Although car chases on film were staged as early as the motor vehicle itself, the first modern car chase is generally seen as that in 1968's Bullitt. The chase in this film was far longer and far faster than what had gone before, and placed cameras so that the audience felt as though they were inside the car. Even during the most calamitous scenes, the star - Steve McQueen - could be clearly seen at the wheel of the vehicle. The French Connection further increased the realism. While previous chases had been filmed on closed roads and isolated highways, The French Connection placed the chase in the midst of busy traffic and pedestrians. Further after this was The Seven-Ups, which featured Bill Hickman as one of the drivers who previously featured in Bullitt, which contained a frantic chase again through New York, and was regarded as having many qualities similar to that of Bullitt.
The movie chase that started them all - BullittAs time went on, so did the expectations of the movie car chase. Since Bullitt, car chases featured in movies have continually become more advanced and therefore more entertaining. Car crashes have also formed an increasingly important role, with the destruction of any vehicle often coming as a delight to the viewer. An early example of a staged but startling accident in a movie chase can be found in the 1974 movie McQ, which featured an incredible rollover, the first cannon rollover in fact, across a beach. The spectacle came at a cost for the stuntdriver Hal Needham however, who sustained multiple injuries after setting the explosives too high.

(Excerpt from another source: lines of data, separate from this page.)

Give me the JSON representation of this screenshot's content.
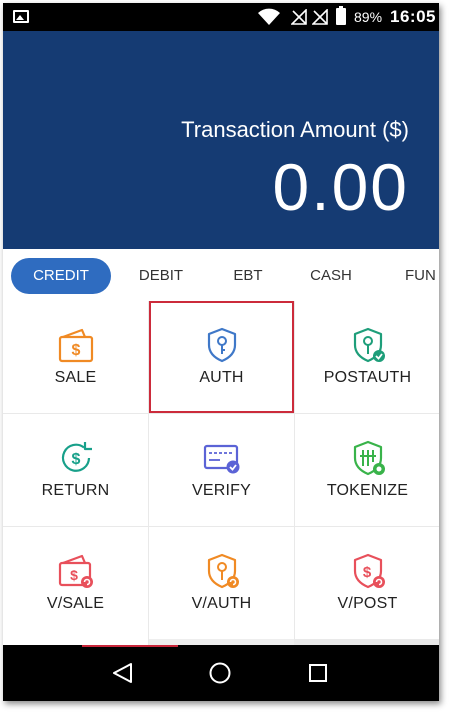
{
  "status_bar": {
    "battery_percent": "89%",
    "time": "16:05",
    "icons": [
      "gallery-icon",
      "wifi-icon",
      "signal-off-icon",
      "signal-off-icon",
      "battery-icon"
    ]
  },
  "amount": {
    "label": "Transaction Amount ($)",
    "value": "0.00"
  },
  "tabs": [
    {
      "label": "CREDIT",
      "active": true
    },
    {
      "label": "DEBIT",
      "active": false
    },
    {
      "label": "EBT",
      "active": false
    },
    {
      "label": "CASH",
      "active": false
    },
    {
      "label": "FUN",
      "active": false
    }
  ],
  "actions": [
    {
      "label": "SALE",
      "icon": "wallet-dollar-icon",
      "color": "#f08a24"
    },
    {
      "label": "AUTH",
      "icon": "shield-key-icon",
      "color": "#3f78c8",
      "selected": true
    },
    {
      "label": "POSTAUTH",
      "icon": "shield-key-check-icon",
      "color": "#1e9e7a"
    },
    {
      "label": "RETURN",
      "icon": "refund-dollar-icon",
      "color": "#18a08a"
    },
    {
      "label": "VERIFY",
      "icon": "card-check-icon",
      "color": "#5b63d6"
    },
    {
      "label": "TOKENIZE",
      "icon": "shield-chip-icon",
      "color": "#39b34a"
    },
    {
      "label": "V/SALE",
      "icon": "wallet-void-icon",
      "color": "#e8505b"
    },
    {
      "label": "V/AUTH",
      "icon": "shield-key-void-icon",
      "color": "#f08a24"
    },
    {
      "label": "V/POST",
      "icon": "shield-dollar-void-icon",
      "color": "#e8505b"
    }
  ],
  "nav": {
    "icons": [
      "back-icon",
      "home-icon",
      "recent-apps-icon"
    ],
    "indicator_color": "#c9263a"
  },
  "colors": {
    "header_bg": "#153b73",
    "tab_active": "#2f6cc0",
    "selection_border": "#cc2b3b"
  }
}
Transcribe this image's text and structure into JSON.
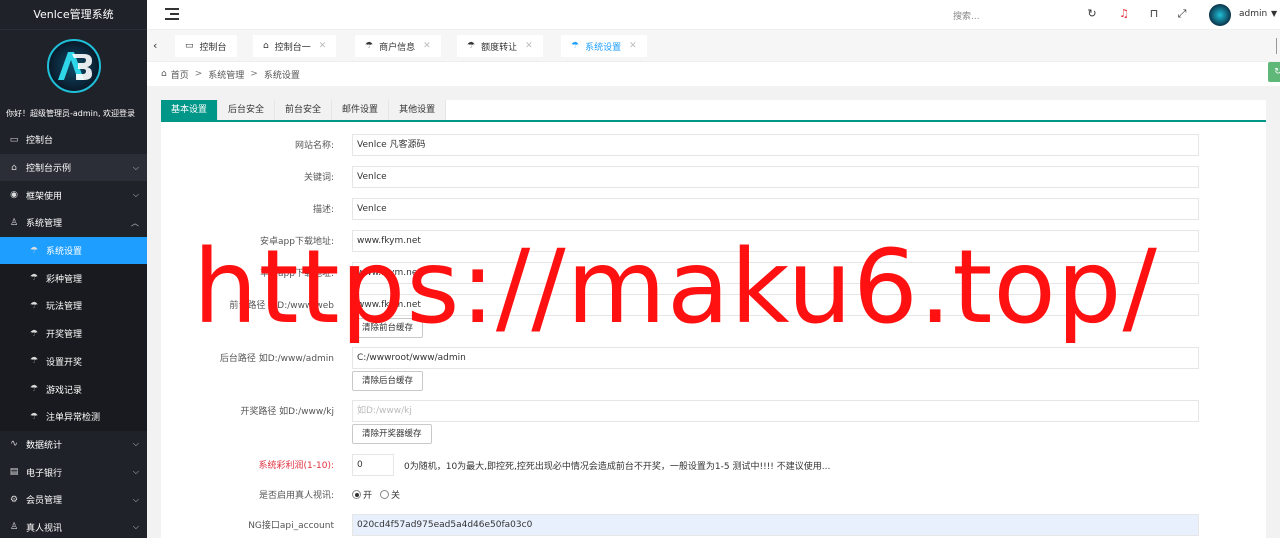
{
  "sidebar": {
    "title": "Venlce管理系统",
    "welcome": "你好！超级管理员-admin, 欢迎登录",
    "items": [
      {
        "label": "控制台",
        "icon": "monitor-icon"
      },
      {
        "label": "控制台示例",
        "icon": "home-icon",
        "has_arrow": true
      },
      {
        "label": "框架使用",
        "icon": "badge-icon",
        "has_arrow": true
      },
      {
        "label": "系统管理",
        "icon": "user-icon",
        "has_arrow": true,
        "open": true
      }
    ],
    "sub_items": [
      {
        "label": "系统设置",
        "active": true
      },
      {
        "label": "彩种管理"
      },
      {
        "label": "玩法管理"
      },
      {
        "label": "开奖管理"
      },
      {
        "label": "设置开奖"
      },
      {
        "label": "游戏记录"
      },
      {
        "label": "注单异常检测"
      }
    ],
    "items_after": [
      {
        "label": "数据统计",
        "icon": "chart-icon",
        "has_arrow": true
      },
      {
        "label": "电子银行",
        "icon": "bank-icon",
        "has_arrow": true
      },
      {
        "label": "会员管理",
        "icon": "gear-icon",
        "has_arrow": true
      },
      {
        "label": "真人视讯",
        "icon": "user-icon",
        "has_arrow": true
      }
    ]
  },
  "header": {
    "search_placeholder": "搜索...",
    "username": "admin"
  },
  "tabs": [
    {
      "label": "控制台",
      "icon": "monitor-icon",
      "closable": false
    },
    {
      "label": "控制台一",
      "icon": "home-icon",
      "closable": true
    },
    {
      "label": "商户信息",
      "icon": "umbrella-icon",
      "closable": true
    },
    {
      "label": "额度转让",
      "icon": "umbrella-icon",
      "closable": true
    },
    {
      "label": "系统设置",
      "icon": "umbrella-icon",
      "closable": true,
      "active": true
    }
  ],
  "breadcrumb": [
    "首页",
    "系统管理",
    "系统设置"
  ],
  "config_tabs": [
    "基本设置",
    "后台安全",
    "前台安全",
    "邮件设置",
    "其他设置"
  ],
  "form": {
    "site_name": {
      "label": "网站名称:",
      "value": "Venlce 凡客源码"
    },
    "keywords": {
      "label": "关键词:",
      "value": "Venlce"
    },
    "description": {
      "label": "描述:",
      "value": "Venlce"
    },
    "android_url": {
      "label": "安卓app下载地址:",
      "value": "www.fkym.net"
    },
    "ios_url": {
      "label": "苹果app下载地址:",
      "value": "www.fkym.net"
    },
    "front_path": {
      "label": "前台路径 如D:/www/web",
      "value": "www.fkym.net",
      "button": "清除前台缓存"
    },
    "admin_path": {
      "label": "后台路径 如D:/www/admin",
      "value": "C:/wwwroot/www/admin",
      "button": "清除后台缓存"
    },
    "lottery_path": {
      "label": "开奖路径 如D:/www/kj",
      "placeholder": "如D:/www/kj",
      "button": "清除开奖器缓存"
    },
    "profit": {
      "label": "系统彩利润(1-10):",
      "value": "0",
      "tip": "0为随机，10为最大,即控死,控死出现必中情况会造成前台不开奖，一般设置为1-5 测试中!!!! 不建议使用..."
    },
    "live_video": {
      "label": "是否启用真人视讯:",
      "options": [
        "开",
        "关"
      ],
      "selected": "开"
    },
    "ng_account": {
      "label": "NG接口api_account",
      "value": "020cd4f57ad975ead5a4d46e50fa03c0"
    }
  },
  "watermark": "https://maku6.top/",
  "colors": {
    "sidebar_bg": "#20222a",
    "active_blue": "#1e9fff",
    "teal": "#009688",
    "watermark_red": "#ff1111"
  }
}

The spectacular and first ever cannon rollover from MCQPerhaps the most typical car chase is one in which a car is being pursued by police cars. In part because car chases are so common many movie makers try to introduce a new twists to them. One of the most famous variations is from The French Connection and involves a car chasing an elevated train. Chases involving buses, trucks, snowmobiles, tanks, and virtually every other type of vehicle (with or without wheels) have appeared in one film or another.
Probably the most complex type of car chase involves going the wrong way in moderately congested freeway traffic (e.g. Ronin, To Live and Die in LA). There are also a number of films that feature complex large-scale chases involving a lot of vehicles in the pursuit, notable examples including The Blues Brothers, Raiders of the Lost Ark and Mad Max 2
Another method of escalating a car chase scene is to have a characters move from one vehicle to another and to fight in or on top of a moving vehicle.
Several television shows have been built around the popularity of car chases, such as The Dukes of Hazzard, Knight Rider and Airwolf.
In more modern times, the use of computer generated imagery is becoming increasingly popular, and, although costly (and with a careful eye, easily distinguished from a real car chase) eliminates any danger level. While impressive at times, it is often argued that it eliminates the realism of the chase scene, which can then in turn damage the established thrill factor. Recent examples of this computer generated imagery can be found in the Michael Bay films Bad Boys 2 and The Island. An example of a lower budget film using computer generated imagery in a car chase is RSTC: Reserve Spy Training Corps.